July 22 marked the feast day of St. Mary Magdalene. Although her birth and death dates are unknown, through scripture we are able to know she was present throughout Jesus’ ministry. She is often referenced throughout the gospels, traveling with Christ and the apostles. Mary Magdalene was undoubtedly a great sinner when she met Jesus. Upon meeting her, Christ cast out her demons and from then on she was a faithful disciple of Jesus. She is sometimes referred to as “the Apostle to the Apostles.” Mary was present at the crucifixion and was the first person to encounter Jesus after His resurrection. One message that can be taken from the life of Mary Magdalene is that no one is too great of a sinner to be saved. We are capable of letting the Lord reshape our lives and center our present and future around Him.
Mary Magdalene is the patron saint of contemplative life, penitent sinners, perfume makers, hairstylists, sexual temptation, and converts.
Tomorrow the church celebrates the feast day of a young girl who was martyred for her faith and modeled God’s forgiveness, St. Maria Goretti. Maria was born to a poor farming family in Italy in 1890. When she was eleven years old, Maria’s neighbor Alessandro Serenelli attempted to sexually abuse her. When she tried to resist him and tell him it was a sin, Alessandro stabbed her 14 times. While on her death bead, Maria forgave Alessandro and expressed hopes of seeing him again in heaven. Alessandro Serenelli was sentenced to 30 years in prison and had no remorse for killing her until she appeared to him in a dream. When he awoke, he repented and began to turn his life to God. When he was released from prison, he went and begged Maria’s mother for forgiveness. She responded “If my daughter can forgive him, who am I to withhold forgiveness?” In 1950, Pope Pius XII canonized St. Maria Goretti with her mother and Alessandro in attendance. St. Maria Goretti’s devout love for God and mercy towards Alessandro reminds us how God calls us to love and forgive others as He has done for us.
Today we celebrate a man who had a heart for the Lord and the poor at a very young age, Blessed Pier Giorgio Frassati. Giorgio was born in Turin, Italy in 1901. He was born in a rich family, but instead of letting this benefit him, Giorgio used his family's money to aid the poor and needy around him. For his graduation, Pier turned down a car from his parents and instead accepted a lump sum of money so that he might spend it on helping the poor. Pier Giorgio Frassati is known for his mountaineering ways, and the way he lived an active lifestyle. He is the patron saint of both young Catholics and mountaineers. In July 1925, Pier began noticing sharp back pains while on a trip with his friends. Upon returning home, his grandmother promptly passed away, and in his humility Frassati did not mention his own pain, as his family was already mourning. However, it turns out Pier Giorgio had polio, and his fatigue from travels had only made it worse. His condition quickly deteriorated, and on July 4, 1925, Pier Giorgio Frassati died. The poor of Turin who were affected by Frassatis kind deeds fought for his beautification, and in May 1990 St John Paul II beautified Pier Giorgio.

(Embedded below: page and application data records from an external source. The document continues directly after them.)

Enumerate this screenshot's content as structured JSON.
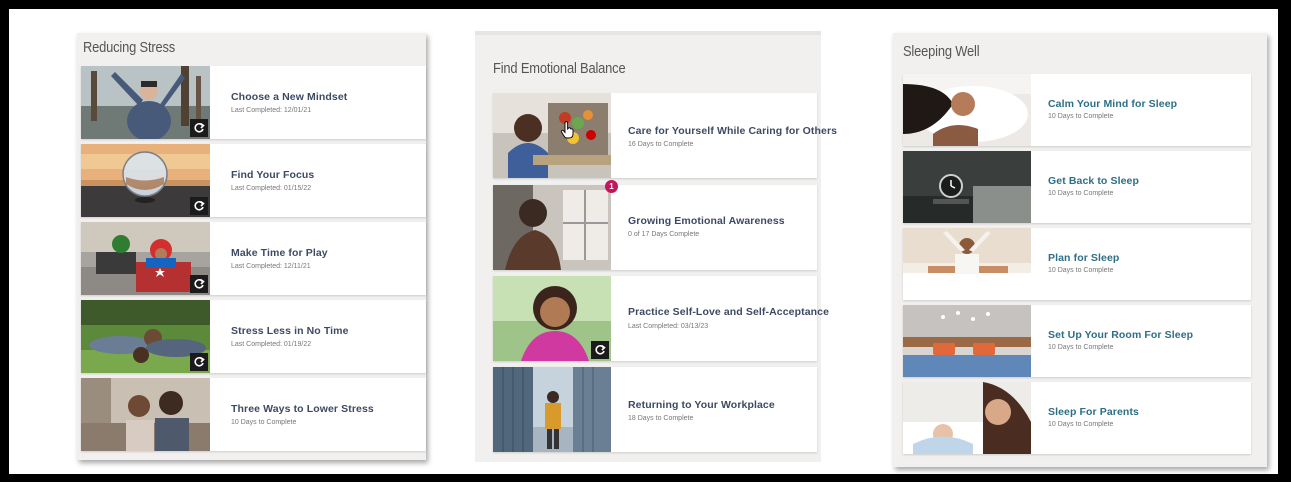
{
  "colors": {
    "title_slate": "#3d4a63",
    "title_teal": "#2e6e86",
    "notification": "#c2185b"
  },
  "panels": [
    {
      "title": "Reducing Stress",
      "cards": [
        {
          "title": "Choose a New Mindset",
          "subtitle": "Last Completed: 12/01/21",
          "redo": true,
          "icon": "redo-icon"
        },
        {
          "title": "Find Your Focus",
          "subtitle": "Last Completed: 01/15/22",
          "redo": true,
          "icon": "redo-icon"
        },
        {
          "title": "Make Time for Play",
          "subtitle": "Last Completed: 12/11/21",
          "redo": true,
          "icon": "redo-icon"
        },
        {
          "title": "Stress Less in No Time",
          "subtitle": "Last Completed: 01/19/22",
          "redo": true,
          "icon": "redo-icon"
        },
        {
          "title": "Three Ways to Lower Stress",
          "subtitle": "10 Days to Complete",
          "redo": false
        }
      ]
    },
    {
      "title": "Find Emotional Balance",
      "cards": [
        {
          "title": "Care for Yourself While Caring for Others",
          "subtitle": "16 Days to Complete",
          "redo": false,
          "icon": "hand-cursor-icon"
        },
        {
          "title": "Growing Emotional Awareness",
          "subtitle": "0 of 17 Days Complete",
          "redo": false,
          "badge": "1"
        },
        {
          "title": "Practice Self-Love and Self-Acceptance",
          "subtitle": "Last Completed: 03/13/23",
          "redo": true,
          "icon": "redo-icon"
        },
        {
          "title": "Returning to Your Workplace",
          "subtitle": "18 Days to Complete",
          "redo": false
        }
      ]
    },
    {
      "title": "Sleeping Well",
      "cards": [
        {
          "title": "Calm Your Mind for Sleep",
          "subtitle": "10 Days to Complete",
          "redo": false
        },
        {
          "title": "Get Back to Sleep",
          "subtitle": "10 Days to Complete",
          "redo": false
        },
        {
          "title": "Plan for Sleep",
          "subtitle": "10 Days to Complete",
          "redo": false
        },
        {
          "title": "Set Up Your Room For Sleep",
          "subtitle": "10 Days to Complete",
          "redo": false
        },
        {
          "title": "Sleep For Parents",
          "subtitle": "10 Days to Complete",
          "redo": false
        }
      ]
    }
  ]
}
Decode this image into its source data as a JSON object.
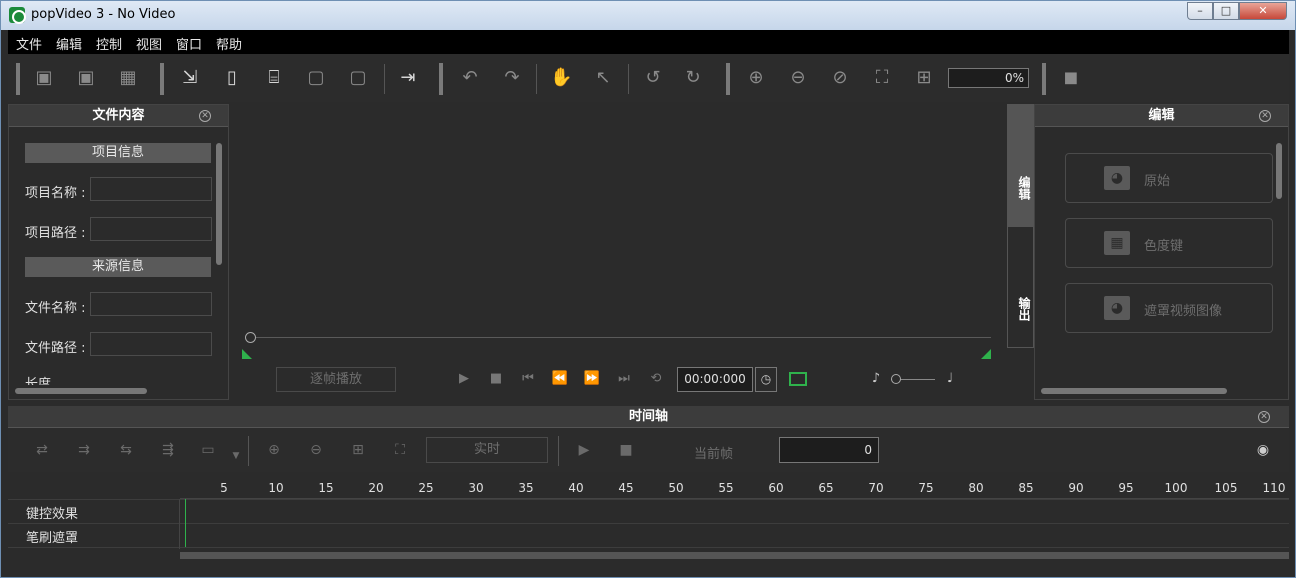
{
  "window": {
    "title": "popVideo 3 - No Video",
    "min": "–",
    "max": "□",
    "close": "✕"
  },
  "menu": [
    "文件",
    "编辑",
    "控制",
    "视图",
    "窗口",
    "帮助"
  ],
  "toolbar": {
    "zoom_value": "0%"
  },
  "left_panel": {
    "title": "文件内容",
    "project_section": "项目信息",
    "project_name_label": "项目名称 :",
    "project_path_label": "项目路径 :",
    "source_section": "来源信息",
    "file_name_label": "文件名称 :",
    "file_path_label": "文件路径 :",
    "partial_label": "长度"
  },
  "preview": {
    "frame_play_label": "逐帧播放",
    "time": "00:00:000"
  },
  "side_tabs": {
    "edit": "编辑",
    "output": "输出"
  },
  "right_panel": {
    "title": "编辑",
    "items": [
      {
        "label": "原始",
        "icon": "person-icon"
      },
      {
        "label": "色度键",
        "icon": "checker-icon"
      },
      {
        "label": "遮罩视频图像",
        "icon": "mask-person-icon"
      }
    ]
  },
  "timeline": {
    "title": "时间轴",
    "realtime_label": "实时",
    "current_frame_label": "当前帧",
    "current_frame_value": "0",
    "ruler_ticks": [
      "5",
      "10",
      "15",
      "20",
      "25",
      "30",
      "35",
      "40",
      "45",
      "50",
      "55",
      "60",
      "65",
      "70",
      "75",
      "80",
      "85",
      "90",
      "95",
      "100",
      "105",
      "110"
    ],
    "tracks": [
      "键控效果",
      "笔刷遮罩"
    ]
  }
}
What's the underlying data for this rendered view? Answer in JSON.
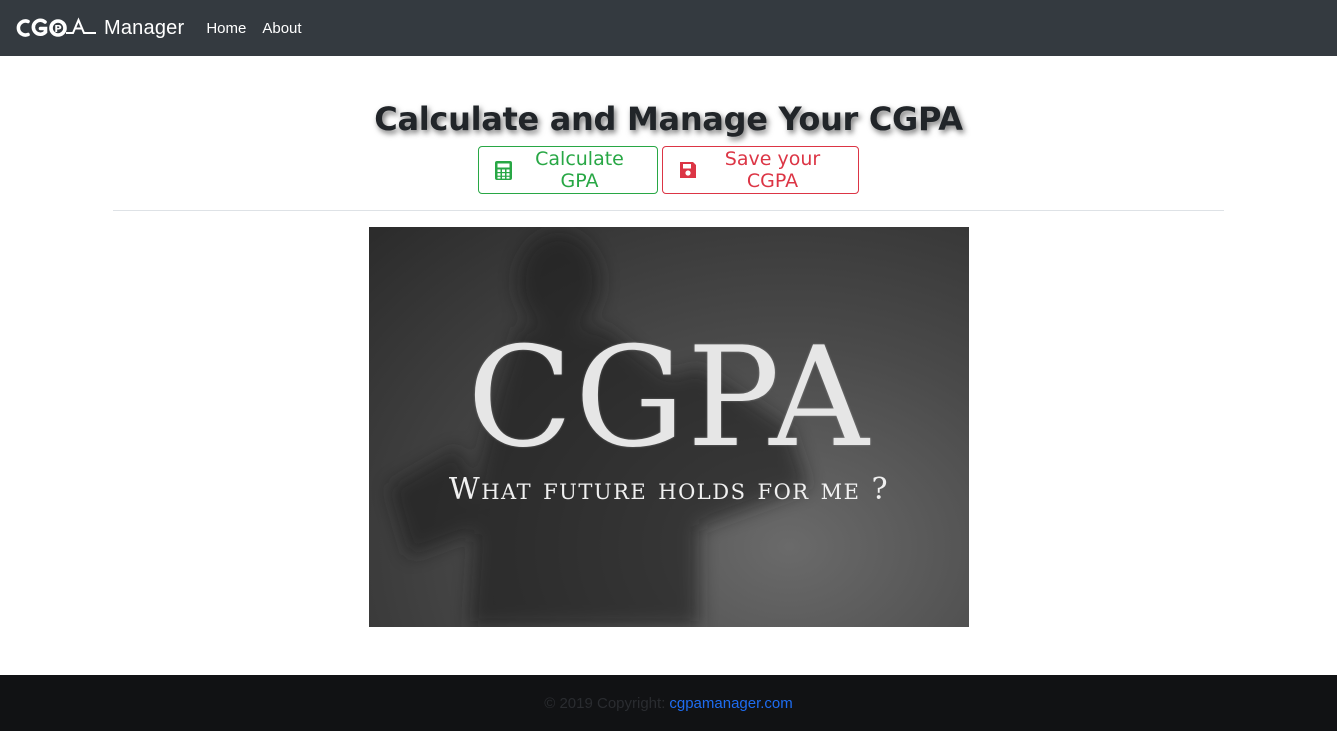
{
  "navbar": {
    "logo_text": "CGPA",
    "brand_text": "Manager",
    "links": [
      "Home",
      "About"
    ]
  },
  "main": {
    "title": "Calculate and Manage Your CGPA",
    "buttons": {
      "calculate": {
        "label": "Calculate GPA",
        "icon": "calculator-icon",
        "color": "#28a745"
      },
      "save": {
        "label": "Save your CGPA",
        "icon": "floppy-disk-icon",
        "color": "#dc3545"
      }
    },
    "hero": {
      "title": "CGPA",
      "subtitle": "What future holds for me ?"
    }
  },
  "footer": {
    "copyright": "© 2019 Copyright:",
    "link": "cgpamanager.com"
  },
  "colors": {
    "navbar_bg": "#343a40",
    "footer_bg": "#111214",
    "link": "#1e6cf0"
  }
}
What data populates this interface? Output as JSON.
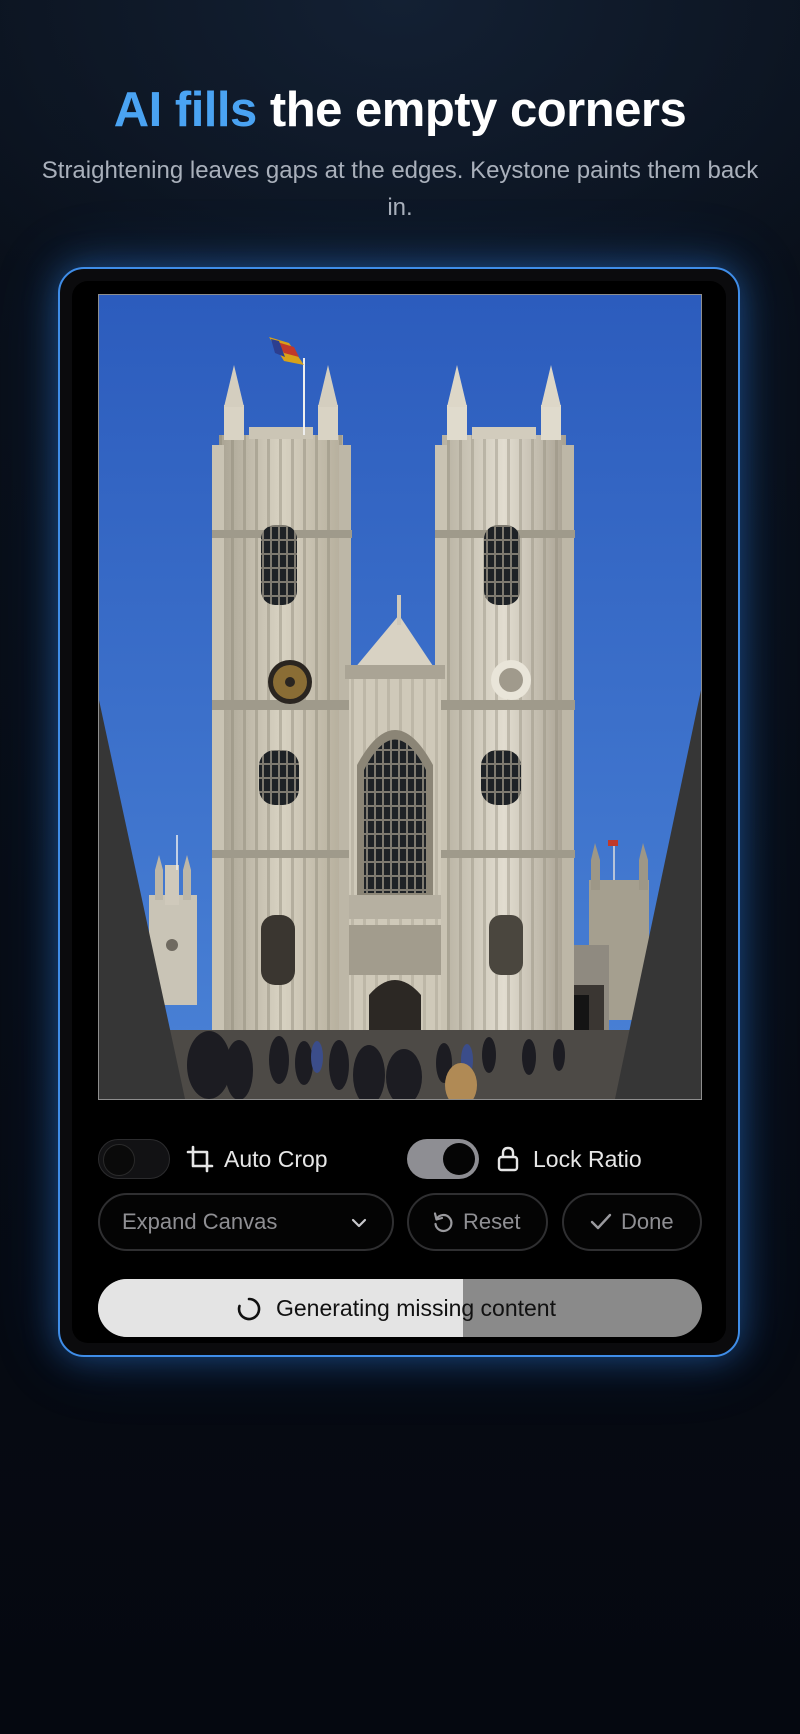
{
  "header": {
    "title_accent": "AI fills",
    "title_rest": "the empty corners",
    "subtitle": "Straightening leaves gaps at the edges. Keystone paints them back in."
  },
  "photo": {
    "description_icon": "cathedral-photo"
  },
  "controls": {
    "auto_crop": {
      "label": "Auto Crop",
      "on": false,
      "icon": "crop-icon"
    },
    "lock_ratio": {
      "label": "Lock Ratio",
      "on": true,
      "icon": "lock-icon"
    },
    "expand_canvas": {
      "label": "Expand Canvas",
      "icon": "chevron-down-icon"
    },
    "reset": {
      "label": "Reset",
      "icon": "rotate-ccw-icon"
    },
    "done": {
      "label": "Done",
      "icon": "checkmark-icon"
    }
  },
  "progress": {
    "label": "Generating missing content",
    "fraction": 0.605,
    "icon": "spinner-icon"
  },
  "colors": {
    "accent": "#4aa3f2",
    "device_border": "#3f8de8",
    "sky": "#2f5fb8"
  }
}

Yesterday, June 6th, we celebrated the feast day of Saint Norbert. Saint Norbert was born in 1080 in Germany. He spent his early life indulging in worldly pleasures. One day, as he was riding a horse during a thunderstorm, lightning struck and he was thrown to the ground and went unconscious for almost an hour. When he woke up, he asked, "Lord, what do you want me to do?", and he heard, "Turn from evil and do good. Seek peace and pursue it." At this moment, he knew he had to turn towards the Lord and converted. He was ordained a priest in 1115. After becoming a priest, he formed a community in the city of Loan and started an order called Premonstratensians, or Norbertines. He was later nominated to be the Archbishop of Madgeburg. He died in 1134 and was canonized by Pope Gregory XIII in 1582.